■ **ASSIGNMENT**: What is needed is an exact copy of all the records, written out in full.

■ **INPUT FOR THIS TASK**:
================================
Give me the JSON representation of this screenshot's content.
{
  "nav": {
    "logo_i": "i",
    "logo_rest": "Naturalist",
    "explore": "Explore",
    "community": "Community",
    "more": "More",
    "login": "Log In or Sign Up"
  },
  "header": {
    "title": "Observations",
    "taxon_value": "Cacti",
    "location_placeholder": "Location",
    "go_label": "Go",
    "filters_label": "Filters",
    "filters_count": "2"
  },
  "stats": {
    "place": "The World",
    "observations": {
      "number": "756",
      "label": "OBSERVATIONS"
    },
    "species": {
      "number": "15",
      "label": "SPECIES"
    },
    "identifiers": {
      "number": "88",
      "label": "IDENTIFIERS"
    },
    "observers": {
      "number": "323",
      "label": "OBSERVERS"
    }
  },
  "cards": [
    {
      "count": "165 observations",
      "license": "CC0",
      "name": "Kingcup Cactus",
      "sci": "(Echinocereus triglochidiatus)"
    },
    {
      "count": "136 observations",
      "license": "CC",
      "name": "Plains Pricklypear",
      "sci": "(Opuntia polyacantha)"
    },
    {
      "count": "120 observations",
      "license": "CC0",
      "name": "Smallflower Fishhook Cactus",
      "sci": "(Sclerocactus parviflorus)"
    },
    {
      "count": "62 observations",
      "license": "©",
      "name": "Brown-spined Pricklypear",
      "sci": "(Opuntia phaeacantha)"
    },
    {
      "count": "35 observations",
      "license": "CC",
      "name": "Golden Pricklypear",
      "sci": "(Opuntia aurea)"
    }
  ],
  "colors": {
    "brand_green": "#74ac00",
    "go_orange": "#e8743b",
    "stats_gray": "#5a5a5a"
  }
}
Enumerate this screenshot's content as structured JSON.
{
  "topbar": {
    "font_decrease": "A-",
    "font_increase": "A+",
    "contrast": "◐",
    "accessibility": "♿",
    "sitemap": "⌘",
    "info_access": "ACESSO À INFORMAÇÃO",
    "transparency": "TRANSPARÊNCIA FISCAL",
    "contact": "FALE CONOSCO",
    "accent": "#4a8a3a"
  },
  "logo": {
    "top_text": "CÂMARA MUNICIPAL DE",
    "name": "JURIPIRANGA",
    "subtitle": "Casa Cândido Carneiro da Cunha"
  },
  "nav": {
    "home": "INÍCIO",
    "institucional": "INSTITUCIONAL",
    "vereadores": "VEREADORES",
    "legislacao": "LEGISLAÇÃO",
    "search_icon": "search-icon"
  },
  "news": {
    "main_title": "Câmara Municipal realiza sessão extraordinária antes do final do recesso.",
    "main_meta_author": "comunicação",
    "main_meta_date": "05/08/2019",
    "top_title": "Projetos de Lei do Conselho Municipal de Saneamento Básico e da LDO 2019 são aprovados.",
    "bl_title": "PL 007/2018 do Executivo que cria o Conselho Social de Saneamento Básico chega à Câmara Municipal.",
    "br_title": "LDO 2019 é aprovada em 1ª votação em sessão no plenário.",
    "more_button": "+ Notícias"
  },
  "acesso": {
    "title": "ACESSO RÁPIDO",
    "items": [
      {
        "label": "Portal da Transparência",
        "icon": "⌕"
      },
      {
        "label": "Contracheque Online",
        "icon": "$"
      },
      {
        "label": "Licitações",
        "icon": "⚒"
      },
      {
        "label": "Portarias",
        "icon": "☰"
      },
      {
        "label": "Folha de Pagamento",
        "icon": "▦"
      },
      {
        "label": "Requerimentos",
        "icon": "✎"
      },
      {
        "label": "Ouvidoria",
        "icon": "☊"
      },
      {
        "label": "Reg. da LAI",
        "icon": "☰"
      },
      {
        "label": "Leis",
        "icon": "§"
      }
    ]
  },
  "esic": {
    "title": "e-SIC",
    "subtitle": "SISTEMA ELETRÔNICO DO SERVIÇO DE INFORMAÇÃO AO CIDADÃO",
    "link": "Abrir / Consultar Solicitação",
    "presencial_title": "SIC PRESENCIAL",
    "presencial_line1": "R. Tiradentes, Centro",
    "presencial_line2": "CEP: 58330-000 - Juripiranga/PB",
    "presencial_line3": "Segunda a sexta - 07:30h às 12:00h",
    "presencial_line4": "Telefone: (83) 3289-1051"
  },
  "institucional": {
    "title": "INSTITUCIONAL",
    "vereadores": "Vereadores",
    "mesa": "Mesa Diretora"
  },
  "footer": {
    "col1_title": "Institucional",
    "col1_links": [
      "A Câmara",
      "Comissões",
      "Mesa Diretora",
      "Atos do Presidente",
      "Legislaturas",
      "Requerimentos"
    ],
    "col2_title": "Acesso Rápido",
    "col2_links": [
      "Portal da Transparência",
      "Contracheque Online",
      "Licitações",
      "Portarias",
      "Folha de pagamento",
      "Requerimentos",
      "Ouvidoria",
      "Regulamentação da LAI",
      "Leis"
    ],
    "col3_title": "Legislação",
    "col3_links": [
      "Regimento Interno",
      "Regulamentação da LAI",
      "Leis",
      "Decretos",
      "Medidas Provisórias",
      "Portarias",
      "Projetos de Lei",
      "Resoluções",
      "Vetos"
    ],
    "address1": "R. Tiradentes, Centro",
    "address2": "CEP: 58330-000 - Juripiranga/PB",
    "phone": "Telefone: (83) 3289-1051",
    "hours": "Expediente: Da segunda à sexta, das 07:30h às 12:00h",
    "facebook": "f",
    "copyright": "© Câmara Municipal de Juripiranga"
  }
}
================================
■ **SOLUTION TO THIS PROBLEM**:
Give me the JSON representation of this screenshot's content.
{
  "nav": {
    "logo_i": "i",
    "logo_rest": "Naturalist",
    "explore": "Explore",
    "community": "Community",
    "more": "More",
    "login": "Log In or Sign Up"
  },
  "header": {
    "title": "Observations",
    "taxon_value": "Cacti",
    "location_placeholder": "Location",
    "go_label": "Go",
    "filters_label": "Filters",
    "filters_count": "2"
  },
  "stats": {
    "place": "The World",
    "observations": {
      "number": "756",
      "label": "OBSERVATIONS"
    },
    "species": {
      "number": "15",
      "label": "SPECIES"
    },
    "identifiers": {
      "number": "88",
      "label": "IDENTIFIERS"
    },
    "observers": {
      "number": "323",
      "label": "OBSERVERS"
    }
  },
  "cards": [
    {
      "count": "165 observations",
      "license": "CC0",
      "name": "Kingcup Cactus",
      "sci": "(Echinocereus triglochidiatus)"
    },
    {
      "count": "136 observations",
      "license": "CC",
      "name": "Plains Pricklypear",
      "sci": "(Opuntia polyacantha)"
    },
    {
      "count": "120 observations",
      "license": "CC0",
      "name": "Smallflower Fishhook Cactus",
      "sci": "(Sclerocactus parviflorus)"
    },
    {
      "count": "62 observations",
      "license": "©",
      "name": "Brown-spined Pricklypear",
      "sci": "(Opuntia phaeacantha)"
    },
    {
      "count": "35 observations",
      "license": "CC",
      "name": "Golden Pricklypear",
      "sci": "(Opuntia aurea)"
    }
  ],
  "colors": {
    "brand_green": "#74ac00",
    "go_orange": "#e8743b",
    "stats_gray": "#5a5a5a"
  }
}
Enumerate this screenshot's content as structured JSON.
{
  "topbar": {
    "font_decrease": "A-",
    "font_increase": "A+",
    "contrast": "◐",
    "accessibility": "♿",
    "sitemap": "⌘",
    "info_access": "ACESSO À INFORMAÇÃO",
    "transparency": "TRANSPARÊNCIA FISCAL",
    "contact": "FALE CONOSCO",
    "accent": "#4a8a3a"
  },
  "logo": {
    "top_text": "CÂMARA MUNICIPAL DE",
    "name": "JURIPIRANGA",
    "subtitle": "Casa Cândido Carneiro da Cunha"
  },
  "nav": {
    "home": "INÍCIO",
    "institucional": "INSTITUCIONAL",
    "vereadores": "VEREADORES",
    "legislacao": "LEGISLAÇÃO",
    "search_icon": "search-icon"
  },
  "news": {
    "main_title": "Câmara Municipal realiza sessão extraordinária antes do final do recesso.",
    "main_meta_author": "comunicação",
    "main_meta_date": "05/08/2019",
    "top_title": "Projetos de Lei do Conselho Municipal de Saneamento Básico e da LDO 2019 são aprovados.",
    "bl_title": "PL 007/2018 do Executivo que cria o Conselho Social de Saneamento Básico chega à Câmara Municipal.",
    "br_title": "LDO 2019 é aprovada em 1ª votação em sessão no plenário.",
    "more_button": "+ Notícias"
  },
  "acesso": {
    "title": "ACESSO RÁPIDO",
    "items": [
      {
        "label": "Portal da Transparência",
        "icon": "⌕"
      },
      {
        "label": "Contracheque Online",
        "icon": "$"
      },
      {
        "label": "Licitações",
        "icon": "⚒"
      },
      {
        "label": "Portarias",
        "icon": "☰"
      },
      {
        "label": "Folha de Pagamento",
        "icon": "▦"
      },
      {
        "label": "Requerimentos",
        "icon": "✎"
      },
      {
        "label": "Ouvidoria",
        "icon": "☊"
      },
      {
        "label": "Reg. da LAI",
        "icon": "☰"
      },
      {
        "label": "Leis",
        "icon": "§"
      }
    ]
  },
  "esic": {
    "title": "e-SIC",
    "subtitle": "SISTEMA ELETRÔNICO DO SERVIÇO DE INFORMAÇÃO AO CIDADÃO",
    "link": "Abrir / Consultar Solicitação",
    "presencial_title": "SIC PRESENCIAL",
    "presencial_line1": "R. Tiradentes, Centro",
    "presencial_line2": "CEP: 58330-000 - Juripiranga/PB",
    "presencial_line3": "Segunda a sexta - 07:30h às 12:00h",
    "presencial_line4": "Telefone: (83) 3289-1051"
  },
  "institucional": {
    "title": "INSTITUCIONAL",
    "vereadores": "Vereadores",
    "mesa": "Mesa Diretora"
  },
  "footer": {
    "col1_title": "Institucional",
    "col1_links": [
      "A Câmara",
      "Comissões",
      "Mesa Diretora",
      "Atos do Presidente",
      "Legislaturas",
      "Requerimentos"
    ],
    "col2_title": "Acesso Rápido",
    "col2_links": [
      "Portal da Transparência",
      "Contracheque Online",
      "Licitações",
      "Portarias",
      "Folha de pagamento",
      "Requerimentos",
      "Ouvidoria",
      "Regulamentação da LAI",
      "Leis"
    ],
    "col3_title": "Legislação",
    "col3_links": [
      "Regimento Interno",
      "Regulamentação da LAI",
      "Leis",
      "Decretos",
      "Medidas Provisórias",
      "Portarias",
      "Projetos de Lei",
      "Resoluções",
      "Vetos"
    ],
    "address1": "R. Tiradentes, Centro",
    "address2": "CEP: 58330-000 - Juripiranga/PB",
    "phone": "Telefone: (83) 3289-1051",
    "hours": "Expediente: Da segunda à sexta, das 07:30h às 12:00h",
    "facebook": "f",
    "copyright": "© Câmara Municipal de Juripiranga"
  }
}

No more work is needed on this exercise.